As mentioned in our previous blog post (What is Sensory Processing?), we are starting to understand as a society that we all have different sensory needs. It is essential that schools, and staff working with children and young people, are well-versed in the world of sensory needs and that they are able to provide for the differing sensory needs that children and young people present with.
The word ‘sensory’ may trigger thoughts of sight, hearing, taste, smell, touch, etc., but sensory processing difficulties can be evident in almost every aspect of a typical school day! Sensory processing difficulties can impact an individual’s motor skills (fine and gross) which can have an impact on their writing, for example, or their ability to kick a ball. You may also notice that some children are very reactive to senses: you may notice that a child finds the sound of the school bell intolerable, or that another child will only eat certain foods in the dinner hall. On the other hand, you may notice children that are seeking sensory input. These children may be making ‘noise for noise’s sake’, or frequently chewing on their hair, clothes or fingers. In addition, sensory processing difficulties can impact children’s spatial awareness, meaning they may frequently bump into the table and chairs; their organisation, meaning they may frequently forget their jumper or planner, for example; and their ability to process, understand and respond to instructions. Understandably, these sensory processing difficulties may also result in behaviour concerns. Children and young people may struggle with their emotions and relationships as a direct result of their sensory needs and the frustrations that come alongside these; or because the combination of their difficulties have resulted in school being a challenging place for them to be.
It is imperative that we understand sensory processing and start to consider what provision we can put in place to support the young people that we work with. For more information on sensory processing, sensory integration, sensory modulation and sensory provision, you can access our training on Sensory Processing and Sensory Provision, written and delivered by Occupational Therapist Roz Roscoe. This course also includes information on how we can help children with sensory processing difficulties, including considering their sensory diet and general advice on sensory circuits and calming the nervous system.

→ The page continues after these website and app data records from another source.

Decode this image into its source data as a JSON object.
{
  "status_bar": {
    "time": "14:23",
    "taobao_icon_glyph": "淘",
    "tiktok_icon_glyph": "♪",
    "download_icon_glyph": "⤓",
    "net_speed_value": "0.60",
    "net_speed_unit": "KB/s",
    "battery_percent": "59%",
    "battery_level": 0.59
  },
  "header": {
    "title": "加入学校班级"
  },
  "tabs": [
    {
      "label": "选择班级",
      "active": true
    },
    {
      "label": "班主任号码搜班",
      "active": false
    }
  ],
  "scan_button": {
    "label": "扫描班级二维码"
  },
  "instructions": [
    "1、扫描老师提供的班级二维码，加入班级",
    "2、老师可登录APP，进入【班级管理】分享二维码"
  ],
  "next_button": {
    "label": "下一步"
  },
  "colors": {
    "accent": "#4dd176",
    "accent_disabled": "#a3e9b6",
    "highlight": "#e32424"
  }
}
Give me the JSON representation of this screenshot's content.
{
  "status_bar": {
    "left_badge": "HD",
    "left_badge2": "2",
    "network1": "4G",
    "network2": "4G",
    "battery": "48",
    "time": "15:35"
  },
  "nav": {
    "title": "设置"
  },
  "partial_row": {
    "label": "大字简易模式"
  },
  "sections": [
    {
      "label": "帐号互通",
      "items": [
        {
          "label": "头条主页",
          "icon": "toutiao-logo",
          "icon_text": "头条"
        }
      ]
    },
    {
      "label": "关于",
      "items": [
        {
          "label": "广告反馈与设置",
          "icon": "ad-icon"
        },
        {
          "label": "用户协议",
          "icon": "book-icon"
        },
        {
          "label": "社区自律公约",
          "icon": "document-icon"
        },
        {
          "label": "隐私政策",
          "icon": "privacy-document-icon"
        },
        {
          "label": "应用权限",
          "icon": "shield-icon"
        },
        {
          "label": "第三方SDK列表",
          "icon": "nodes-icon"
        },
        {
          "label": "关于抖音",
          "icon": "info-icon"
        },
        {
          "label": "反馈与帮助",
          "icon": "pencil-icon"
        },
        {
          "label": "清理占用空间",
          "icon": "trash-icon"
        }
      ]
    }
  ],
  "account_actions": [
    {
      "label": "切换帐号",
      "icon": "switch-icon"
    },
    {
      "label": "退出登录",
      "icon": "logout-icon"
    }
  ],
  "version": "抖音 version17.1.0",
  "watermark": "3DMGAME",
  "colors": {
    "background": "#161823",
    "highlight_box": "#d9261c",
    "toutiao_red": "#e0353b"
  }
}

In addition to this, we have another training written and delivered by Occupational Therapist Roz Roscoe coming soon which is focusing primarily on Sensory Circuits – stay tuned!